*** Opening Excerpted data ***

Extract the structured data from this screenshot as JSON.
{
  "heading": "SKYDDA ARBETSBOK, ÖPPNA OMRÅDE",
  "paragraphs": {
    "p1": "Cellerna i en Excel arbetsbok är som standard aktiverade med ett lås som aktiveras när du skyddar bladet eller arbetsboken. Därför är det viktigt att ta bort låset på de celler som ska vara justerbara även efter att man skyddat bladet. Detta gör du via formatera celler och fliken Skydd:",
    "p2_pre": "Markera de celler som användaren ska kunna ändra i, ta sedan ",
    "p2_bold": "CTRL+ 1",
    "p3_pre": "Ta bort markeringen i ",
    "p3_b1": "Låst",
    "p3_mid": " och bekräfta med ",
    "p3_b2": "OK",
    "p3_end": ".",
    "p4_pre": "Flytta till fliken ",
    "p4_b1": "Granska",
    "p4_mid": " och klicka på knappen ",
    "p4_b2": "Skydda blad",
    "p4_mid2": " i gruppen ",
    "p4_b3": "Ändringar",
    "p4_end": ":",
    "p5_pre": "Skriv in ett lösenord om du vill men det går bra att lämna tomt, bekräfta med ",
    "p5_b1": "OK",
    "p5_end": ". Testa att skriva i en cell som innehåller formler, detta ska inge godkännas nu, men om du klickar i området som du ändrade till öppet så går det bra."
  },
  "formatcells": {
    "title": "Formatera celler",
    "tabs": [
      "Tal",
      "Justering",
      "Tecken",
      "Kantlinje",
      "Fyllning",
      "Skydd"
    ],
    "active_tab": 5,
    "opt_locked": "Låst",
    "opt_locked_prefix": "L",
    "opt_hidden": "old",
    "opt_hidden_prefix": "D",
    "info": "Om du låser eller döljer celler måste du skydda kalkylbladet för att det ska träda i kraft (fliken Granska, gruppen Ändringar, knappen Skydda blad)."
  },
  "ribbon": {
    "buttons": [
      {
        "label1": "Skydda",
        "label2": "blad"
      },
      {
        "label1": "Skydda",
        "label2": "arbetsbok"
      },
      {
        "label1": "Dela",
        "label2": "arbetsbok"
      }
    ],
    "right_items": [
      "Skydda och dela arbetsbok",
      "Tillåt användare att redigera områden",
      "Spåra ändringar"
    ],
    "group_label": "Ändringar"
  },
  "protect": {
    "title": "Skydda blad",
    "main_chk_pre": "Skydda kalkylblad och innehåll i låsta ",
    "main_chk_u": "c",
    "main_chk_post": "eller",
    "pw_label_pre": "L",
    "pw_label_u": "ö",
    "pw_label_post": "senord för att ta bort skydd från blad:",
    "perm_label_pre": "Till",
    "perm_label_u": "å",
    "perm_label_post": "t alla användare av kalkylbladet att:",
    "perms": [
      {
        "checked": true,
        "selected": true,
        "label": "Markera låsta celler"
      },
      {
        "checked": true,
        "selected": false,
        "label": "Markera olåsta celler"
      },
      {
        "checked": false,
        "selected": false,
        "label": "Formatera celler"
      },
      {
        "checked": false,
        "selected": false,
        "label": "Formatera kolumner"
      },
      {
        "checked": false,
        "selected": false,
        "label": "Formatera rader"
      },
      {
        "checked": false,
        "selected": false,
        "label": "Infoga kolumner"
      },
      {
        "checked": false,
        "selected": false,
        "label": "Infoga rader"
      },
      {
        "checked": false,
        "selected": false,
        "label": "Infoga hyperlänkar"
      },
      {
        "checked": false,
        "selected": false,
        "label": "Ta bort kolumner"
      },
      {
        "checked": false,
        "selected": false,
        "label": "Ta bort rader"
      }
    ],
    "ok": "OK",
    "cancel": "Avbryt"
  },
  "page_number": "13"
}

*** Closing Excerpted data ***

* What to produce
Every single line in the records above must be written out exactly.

* Your response
Extract the structured data from this screenshot as JSON.
{
  "heading": "SKYDDA ARBETSBOK, ÖPPNA OMRÅDE",
  "paragraphs": {
    "p1": "Cellerna i en Excel arbetsbok är som standard aktiverade med ett lås som aktiveras när du skyddar bladet eller arbetsboken. Därför är det viktigt att ta bort låset på de celler som ska vara justerbara även efter att man skyddat bladet. Detta gör du via formatera celler och fliken Skydd:",
    "p2_pre": "Markera de celler som användaren ska kunna ändra i, ta sedan ",
    "p2_bold": "CTRL+ 1",
    "p3_pre": "Ta bort markeringen i ",
    "p3_b1": "Låst",
    "p3_mid": " och bekräfta med ",
    "p3_b2": "OK",
    "p3_end": ".",
    "p4_pre": "Flytta till fliken ",
    "p4_b1": "Granska",
    "p4_mid": " och klicka på knappen ",
    "p4_b2": "Skydda blad",
    "p4_mid2": " i gruppen ",
    "p4_b3": "Ändringar",
    "p4_end": ":",
    "p5_pre": "Skriv in ett lösenord om du vill men det går bra att lämna tomt, bekräfta med ",
    "p5_b1": "OK",
    "p5_end": ". Testa att skriva i en cell som innehåller formler, detta ska inge godkännas nu, men om du klickar i området som du ändrade till öppet så går det bra."
  },
  "formatcells": {
    "title": "Formatera celler",
    "tabs": [
      "Tal",
      "Justering",
      "Tecken",
      "Kantlinje",
      "Fyllning",
      "Skydd"
    ],
    "active_tab": 5,
    "opt_locked": "Låst",
    "opt_locked_prefix": "L",
    "opt_hidden": "old",
    "opt_hidden_prefix": "D",
    "info": "Om du låser eller döljer celler måste du skydda kalkylbladet för att det ska träda i kraft (fliken Granska, gruppen Ändringar, knappen Skydda blad)."
  },
  "ribbon": {
    "buttons": [
      {
        "label1": "Skydda",
        "label2": "blad"
      },
      {
        "label1": "Skydda",
        "label2": "arbetsbok"
      },
      {
        "label1": "Dela",
        "label2": "arbetsbok"
      }
    ],
    "right_items": [
      "Skydda och dela arbetsbok",
      "Tillåt användare att redigera områden",
      "Spåra ändringar"
    ],
    "group_label": "Ändringar"
  },
  "protect": {
    "title": "Skydda blad",
    "main_chk_pre": "Skydda kalkylblad och innehåll i låsta ",
    "main_chk_u": "c",
    "main_chk_post": "eller",
    "pw_label_pre": "L",
    "pw_label_u": "ö",
    "pw_label_post": "senord för att ta bort skydd från blad:",
    "perm_label_pre": "Till",
    "perm_label_u": "å",
    "perm_label_post": "t alla användare av kalkylbladet att:",
    "perms": [
      {
        "checked": true,
        "selected": true,
        "label": "Markera låsta celler"
      },
      {
        "checked": true,
        "selected": false,
        "label": "Markera olåsta celler"
      },
      {
        "checked": false,
        "selected": false,
        "label": "Formatera celler"
      },
      {
        "checked": false,
        "selected": false,
        "label": "Formatera kolumner"
      },
      {
        "checked": false,
        "selected": false,
        "label": "Formatera rader"
      },
      {
        "checked": false,
        "selected": false,
        "label": "Infoga kolumner"
      },
      {
        "checked": false,
        "selected": false,
        "label": "Infoga rader"
      },
      {
        "checked": false,
        "selected": false,
        "label": "Infoga hyperlänkar"
      },
      {
        "checked": false,
        "selected": false,
        "label": "Ta bort kolumner"
      },
      {
        "checked": false,
        "selected": false,
        "label": "Ta bort rader"
      }
    ],
    "ok": "OK",
    "cancel": "Avbryt"
  },
  "page_number": "13"
}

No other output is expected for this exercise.